▶ _The problem_: Your output should be the entries below, exact in every detail.

▶ _Dataset content_:

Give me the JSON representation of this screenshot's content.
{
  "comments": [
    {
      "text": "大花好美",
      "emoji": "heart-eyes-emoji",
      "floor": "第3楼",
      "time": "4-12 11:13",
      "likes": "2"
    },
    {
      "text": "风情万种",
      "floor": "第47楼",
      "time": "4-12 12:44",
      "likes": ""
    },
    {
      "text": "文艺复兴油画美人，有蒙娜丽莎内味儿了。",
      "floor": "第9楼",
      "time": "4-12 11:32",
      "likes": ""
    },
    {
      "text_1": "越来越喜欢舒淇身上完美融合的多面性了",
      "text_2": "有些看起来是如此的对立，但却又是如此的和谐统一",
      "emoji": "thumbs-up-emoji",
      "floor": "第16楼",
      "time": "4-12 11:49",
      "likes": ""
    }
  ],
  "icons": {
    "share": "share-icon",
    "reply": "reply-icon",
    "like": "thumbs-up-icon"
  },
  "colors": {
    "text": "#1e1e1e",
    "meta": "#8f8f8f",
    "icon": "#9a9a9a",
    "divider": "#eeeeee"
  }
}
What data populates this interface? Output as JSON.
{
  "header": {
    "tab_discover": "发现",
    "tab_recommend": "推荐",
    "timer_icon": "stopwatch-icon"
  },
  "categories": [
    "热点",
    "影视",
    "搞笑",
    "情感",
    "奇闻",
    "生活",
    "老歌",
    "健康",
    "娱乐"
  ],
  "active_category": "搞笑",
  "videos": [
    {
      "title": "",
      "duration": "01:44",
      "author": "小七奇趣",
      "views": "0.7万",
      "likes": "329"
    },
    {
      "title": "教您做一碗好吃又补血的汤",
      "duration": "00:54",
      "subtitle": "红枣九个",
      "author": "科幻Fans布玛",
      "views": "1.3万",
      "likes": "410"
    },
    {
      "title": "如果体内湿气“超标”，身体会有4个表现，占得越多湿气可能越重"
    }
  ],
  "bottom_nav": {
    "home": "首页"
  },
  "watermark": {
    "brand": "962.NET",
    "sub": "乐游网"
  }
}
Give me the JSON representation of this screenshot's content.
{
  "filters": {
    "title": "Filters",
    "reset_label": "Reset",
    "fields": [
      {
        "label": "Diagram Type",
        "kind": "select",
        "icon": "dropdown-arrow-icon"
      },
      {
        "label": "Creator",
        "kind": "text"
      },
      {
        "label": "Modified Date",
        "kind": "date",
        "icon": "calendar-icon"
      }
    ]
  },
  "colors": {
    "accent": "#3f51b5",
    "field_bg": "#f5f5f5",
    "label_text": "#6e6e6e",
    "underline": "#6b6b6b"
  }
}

▶ _Response below_:
Give me the JSON representation of this screenshot's content.
{
  "comments": [
    {
      "text": "大花好美",
      "emoji": "heart-eyes-emoji",
      "floor": "第3楼",
      "time": "4-12 11:13",
      "likes": "2"
    },
    {
      "text": "风情万种",
      "floor": "第47楼",
      "time": "4-12 12:44",
      "likes": ""
    },
    {
      "text": "文艺复兴油画美人，有蒙娜丽莎内味儿了。",
      "floor": "第9楼",
      "time": "4-12 11:32",
      "likes": ""
    },
    {
      "text_1": "越来越喜欢舒淇身上完美融合的多面性了",
      "text_2": "有些看起来是如此的对立，但却又是如此的和谐统一",
      "emoji": "thumbs-up-emoji",
      "floor": "第16楼",
      "time": "4-12 11:49",
      "likes": ""
    }
  ],
  "icons": {
    "share": "share-icon",
    "reply": "reply-icon",
    "like": "thumbs-up-icon"
  },
  "colors": {
    "text": "#1e1e1e",
    "meta": "#8f8f8f",
    "icon": "#9a9a9a",
    "divider": "#eeeeee"
  }
}
What data populates this interface? Output as JSON.
{
  "header": {
    "tab_discover": "发现",
    "tab_recommend": "推荐",
    "timer_icon": "stopwatch-icon"
  },
  "categories": [
    "热点",
    "影视",
    "搞笑",
    "情感",
    "奇闻",
    "生活",
    "老歌",
    "健康",
    "娱乐"
  ],
  "active_category": "搞笑",
  "videos": [
    {
      "title": "",
      "duration": "01:44",
      "author": "小七奇趣",
      "views": "0.7万",
      "likes": "329"
    },
    {
      "title": "教您做一碗好吃又补血的汤",
      "duration": "00:54",
      "subtitle": "红枣九个",
      "author": "科幻Fans布玛",
      "views": "1.3万",
      "likes": "410"
    },
    {
      "title": "如果体内湿气“超标”，身体会有4个表现，占得越多湿气可能越重"
    }
  ],
  "bottom_nav": {
    "home": "首页"
  },
  "watermark": {
    "brand": "962.NET",
    "sub": "乐游网"
  }
}
Give me the JSON representation of this screenshot's content.
{
  "filters": {
    "title": "Filters",
    "reset_label": "Reset",
    "fields": [
      {
        "label": "Diagram Type",
        "kind": "select",
        "icon": "dropdown-arrow-icon"
      },
      {
        "label": "Creator",
        "kind": "text"
      },
      {
        "label": "Modified Date",
        "kind": "date",
        "icon": "calendar-icon"
      }
    ]
  },
  "colors": {
    "accent": "#3f51b5",
    "field_bg": "#f5f5f5",
    "label_text": "#6e6e6e",
    "underline": "#6b6b6b"
  }
}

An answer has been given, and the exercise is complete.